It’s the desire to be with Katie that motivates his reluctance to tell her that he’s not gay. Katie wants to be friends with a gay guy, she thinks Dave is a gay guy, and so Dave pretends to be a gay guy.
Unlike a superhero story, which would show a conflicted hero agonizing over the statement from his girlfriend that she didn’t want him to keep being a superhero, Dave is like, “No problem.” That’s pretty realistic, I think. Dave has no superpowers (he does have a bit of nerve damage, making it easier to take a punch) so he doesn’t have that uber-superhero-guilt thing going about having a non-superhero life. It’s not hard to think that a teenaged boy would rather stay in and fool around with his girlfriend every night instead of patrolling the streets and getting bruised, bloodied, and broken fighting bad guys.
The film does trot out the “one last mission” trope, which leads to Kick Ass leading Red Mist to Big Daddy, which leads to Daddy and Kick-Ass being tied up and beaten up live on the internet, which leads to Hit Girl showing up to save the day by going all Frank Castle on the mobsters. I normally hate “one last mission” stories, but it’s okay here for two reasons. The first, it’s only a part of the film’s plot. The second, it’s executed well by totally backfiring and leaving Katie shaken and helpless as her boyfriend is tied to a chair and getting worked by a bunch of mask-wearing goons.

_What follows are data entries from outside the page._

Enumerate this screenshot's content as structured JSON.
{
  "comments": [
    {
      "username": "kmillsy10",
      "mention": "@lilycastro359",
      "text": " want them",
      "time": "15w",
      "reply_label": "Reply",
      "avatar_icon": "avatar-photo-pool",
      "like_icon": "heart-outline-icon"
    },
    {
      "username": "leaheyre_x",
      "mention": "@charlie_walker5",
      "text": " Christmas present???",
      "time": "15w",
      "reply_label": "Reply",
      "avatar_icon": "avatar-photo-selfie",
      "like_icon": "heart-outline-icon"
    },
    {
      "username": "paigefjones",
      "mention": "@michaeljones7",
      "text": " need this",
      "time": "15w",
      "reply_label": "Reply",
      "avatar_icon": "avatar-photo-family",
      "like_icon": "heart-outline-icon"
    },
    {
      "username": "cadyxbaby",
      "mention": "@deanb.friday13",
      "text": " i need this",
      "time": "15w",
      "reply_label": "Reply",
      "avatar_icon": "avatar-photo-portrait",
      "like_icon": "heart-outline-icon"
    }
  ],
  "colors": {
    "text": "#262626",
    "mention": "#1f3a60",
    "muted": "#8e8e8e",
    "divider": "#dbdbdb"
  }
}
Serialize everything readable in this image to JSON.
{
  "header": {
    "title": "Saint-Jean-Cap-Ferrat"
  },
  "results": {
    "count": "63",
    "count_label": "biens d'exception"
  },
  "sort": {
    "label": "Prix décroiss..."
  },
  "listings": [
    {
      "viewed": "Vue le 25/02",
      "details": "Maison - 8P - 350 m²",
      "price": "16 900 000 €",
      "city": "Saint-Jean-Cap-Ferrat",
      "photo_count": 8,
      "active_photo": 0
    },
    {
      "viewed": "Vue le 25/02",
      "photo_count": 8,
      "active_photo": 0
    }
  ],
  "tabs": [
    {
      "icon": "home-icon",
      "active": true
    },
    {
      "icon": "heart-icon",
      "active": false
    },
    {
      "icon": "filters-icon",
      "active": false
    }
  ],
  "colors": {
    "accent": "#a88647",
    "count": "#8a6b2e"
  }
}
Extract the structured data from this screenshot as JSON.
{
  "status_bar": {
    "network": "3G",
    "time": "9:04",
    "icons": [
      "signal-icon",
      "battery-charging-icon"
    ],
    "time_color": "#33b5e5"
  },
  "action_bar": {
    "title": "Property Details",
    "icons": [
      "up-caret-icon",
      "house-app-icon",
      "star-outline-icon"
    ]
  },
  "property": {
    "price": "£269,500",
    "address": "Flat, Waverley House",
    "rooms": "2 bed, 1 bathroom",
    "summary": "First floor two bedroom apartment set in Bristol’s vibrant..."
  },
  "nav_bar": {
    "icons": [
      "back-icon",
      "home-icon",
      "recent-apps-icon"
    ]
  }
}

Dave has what passes for his hero moment after he and Katie leave the scene (Big Daddy dies) when he agrees to help Hit Girl go after D’Amico, but they don’t go to stop and arrest D’Amico – they’re going there to kill him. Hit Girl does 95% of the killing in the subsequent sequence, a raid on D’Amico’s bodyguard-laden private residence, but Dave doesn’t shy away from turning killer. The sequence is beautifully executed in its violence and it has more in common with Kill Bill than Daredevil.
If you don’t want to watch a stylistically violent movie in which a 10-year old girl drops the c-word and blows hoodlum’s brains out, you should take a pass on KICK-ASS. If you want to see a terrifically creative, fun, and enjoyable action flick, however, you’d be hard-pressed to beat Vaughn’s offering.
I really dig this movie. After I finished it I kept wanting to write something silly like, “This is the most American movie since Boogie Nights,” but that would be patently absurd. What I dig is its total acceptance of violence and brutality as both something to fear and something to revel in. I dig the balance between drama and humor.
I know there’s talk of a sequel, but I don’t really want to see one. I think some stories don’t need a second act, and I think KICK-ASS is one of them.